THERE are some extremely serious concerns being raised about the operation of the North East Ambulance Service and, following yesterday’s very pointed debate in the House of Commons, the Government is being forced to get a grip on them.

The minister has a difficult job because some of the most eye-catching and offensive allegations – that the ambulance service provided false information to coroners over the manner in which patients died – have already been investigated by police who didn’t find evidence to support them.

However, no one is denying that even into this year, NEAS staff members were asked to sign non disclosure agreements (NDAs) in return for £40,000. Labour’s shadow health secretary Wes Streeting called these agreements “taxpayer-funded gagging orders”, and Durham North West Conservative MP Richard Holden said: “NDAs have no place in our NHS because they go to the heart of preventing the positive change that we need to see and the learning that we need to see from mistakes.”
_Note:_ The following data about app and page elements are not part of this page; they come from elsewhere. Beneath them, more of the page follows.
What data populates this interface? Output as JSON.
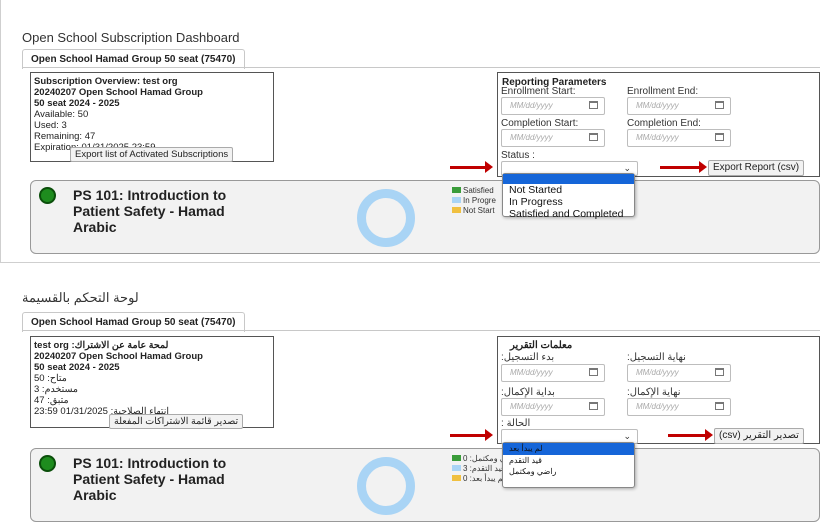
{
  "top": {
    "title": "Open School Subscription Dashboard",
    "tab": "Open School Hamad Group 50 seat (75470)",
    "overview": {
      "line1": "Subscription Overview: test org",
      "line2": "20240207 Open School Hamad Group",
      "line3": "50 seat 2024 - 2025",
      "available": "Available: 50",
      "used": "Used: 3",
      "remaining": "Remaining: 47",
      "expiration": "Expiration: 01/31/2025 23:59",
      "export_button": "Export list of Activated Subscriptions"
    },
    "params": {
      "heading": "Reporting Parameters",
      "enroll_start": "Enrollment Start:",
      "enroll_end": "Enrollment End:",
      "completion_start": "Completion Start:",
      "completion_end": "Completion End:",
      "date_placeholder": "MM/dd/yyyy",
      "status_label": "Status :",
      "export_report": "Export Report (csv)"
    },
    "status_options": [
      "Not Started",
      "In Progress",
      "Satisfied and Completed"
    ],
    "course": {
      "title_line1": "PS 101: Introduction to",
      "title_line2": "Patient Safety - Hamad",
      "title_line3": "Arabic",
      "legend": [
        "Satisfied",
        "In Progre",
        "Not Start"
      ]
    }
  },
  "bottom": {
    "title": "لوحة التحكم بالقسيمة",
    "tab": "Open School Hamad Group 50 seat (75470)",
    "overview": {
      "line1": "test org :لمحة عامة عن الاشتراك",
      "line2": "20240207 Open School Hamad Group",
      "line3": "50 seat 2024 - 2025",
      "available": "متاح: 50",
      "used": "مستخدم: 3",
      "remaining": "متبق: 47",
      "expiration": "انتهاء الصلاحية: 01/31/2025 23:59",
      "export_button": "تصدير قائمة الاشتراكات المفعلة"
    },
    "params": {
      "heading": "معلمات التقرير",
      "enroll_start": ":بدء التسجيل",
      "enroll_end": ":نهاية التسجيل",
      "completion_start": ":بداية الإكمال",
      "completion_end": ":نهاية الإكمال",
      "date_placeholder": "MM/dd/yyyy",
      "status_label": ": الحالة",
      "export_report": "(csv) تصدير التقرير"
    },
    "status_options": [
      "لم يبدأ بعد",
      "قيد التقدم",
      "راضي ومكتمل"
    ],
    "course": {
      "title_line1": "PS 101: Introduction to",
      "title_line2": "Patient Safety - Hamad",
      "title_line3": "Arabic",
      "legend": [
        "راضي ومكتمل: 0",
        "قيد التقدم: 3",
        "لم يبدأ بعد: 0"
      ]
    }
  },
  "colors": {
    "arrow": "#c00000",
    "status_green": "#1e8c1e",
    "donut": "#a9d4f5",
    "dropdown_highlight": "#1565d8",
    "legend_satisfied": "#3a9c3a",
    "legend_progress": "#a9d4f5",
    "legend_notstarted": "#f0c040"
  },
  "icons": [
    "calendar-icon",
    "chevron-down-icon",
    "status-dot-icon",
    "arrow-right-icon"
  ]
}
We must accept that genuine mistakes happen in any walk of life, including the health service, but, especially in the health service where people’s lives are at risk, those mistakes must be dealt with openly and honestly.

NDAs suggest to ordinary people that there is something to hide. They are more about protecting an organisation’s reputation than they are about getting to the truth – that’s why NDAs were banned in the NHS in 2014. They are morally indefensible. It will be very hard for the public to have confidence in any NEAS manager who thought that striking an NDA with a concerned member of staff was the way to solving the service’s problems.